(Aim of the exercise):
Search term "brightness": copy each line of the data containing it.
*** Opening of Supplied data ***
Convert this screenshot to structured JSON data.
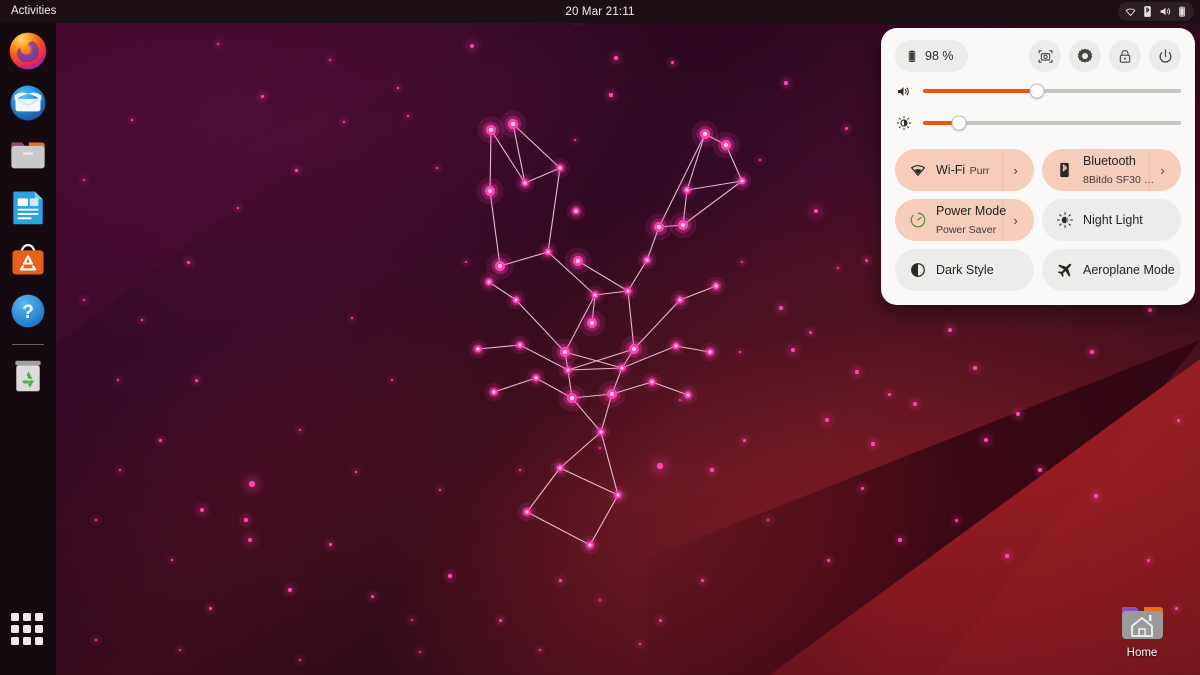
{
  "topbar": {
    "activities_label": "Activities",
    "clock": "20 Mar  21:11",
    "status_icons": [
      "wifi-icon",
      "bluetooth-icon",
      "volume-icon",
      "battery-icon"
    ]
  },
  "dock": {
    "items": [
      {
        "name": "firefox",
        "label": "Firefox"
      },
      {
        "name": "thunderbird",
        "label": "Thunderbird Mail"
      },
      {
        "name": "files",
        "label": "Files"
      },
      {
        "name": "libreoffice-writer",
        "label": "LibreOffice Writer"
      },
      {
        "name": "ubuntu-software",
        "label": "Ubuntu Software"
      },
      {
        "name": "help",
        "label": "Help"
      },
      {
        "name": "trash",
        "label": "Trash"
      }
    ],
    "app_grid_label": "Show Applications"
  },
  "desktop": {
    "icons": [
      {
        "name": "home-folder",
        "label": "Home"
      }
    ]
  },
  "quick_settings": {
    "battery": {
      "icon": "battery-icon",
      "label": "98 %"
    },
    "header_buttons": [
      {
        "name": "screenshot-button",
        "icon": "screenshot-icon"
      },
      {
        "name": "settings-button",
        "icon": "gear-icon"
      },
      {
        "name": "lock-button",
        "icon": "lock-icon"
      },
      {
        "name": "power-button",
        "icon": "power-icon"
      }
    ],
    "sliders": [
      {
        "name": "volume-slider",
        "icon": "volume-icon",
        "value": 44
      },
      {
        "name": "brightness-slider",
        "icon": "brightness-icon",
        "value": 14
      }
    ],
    "tiles": [
      {
        "name": "wifi-tile",
        "icon": "wifi-icon",
        "title": "Wi-Fi",
        "subtitle": "Purr",
        "active": true,
        "arrow": "›"
      },
      {
        "name": "bluetooth-tile",
        "icon": "bluetooth-icon",
        "title": "Bluetooth",
        "subtitle": "8Bitdo SF30 …",
        "active": true,
        "arrow": "›"
      },
      {
        "name": "power-mode-tile",
        "icon": "power-mode-icon",
        "title": "Power Mode",
        "subtitle": "Power Saver",
        "active": true,
        "arrow": "›"
      },
      {
        "name": "night-light-tile",
        "icon": "night-light-icon",
        "title": "Night Light",
        "subtitle": "",
        "active": false,
        "arrow": ""
      },
      {
        "name": "dark-style-tile",
        "icon": "dark-style-icon",
        "title": "Dark Style",
        "subtitle": "",
        "active": false,
        "arrow": ""
      },
      {
        "name": "aeroplane-mode-tile",
        "icon": "aeroplane-icon",
        "title": "Aeroplane Mode",
        "subtitle": "",
        "active": false,
        "arrow": ""
      }
    ]
  },
  "colors": {
    "accent_orange": "#e8590c",
    "panel_bg": "#faf9f8",
    "tile_inactive": "#ececea",
    "tile_active": "#f6cdbb",
    "topbar_bg": "#1c1016",
    "dock_bg": "#140a10"
  }
}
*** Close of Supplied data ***
(Answer box):
        "name": "brightness-slider",
        "icon": "brightness-icon",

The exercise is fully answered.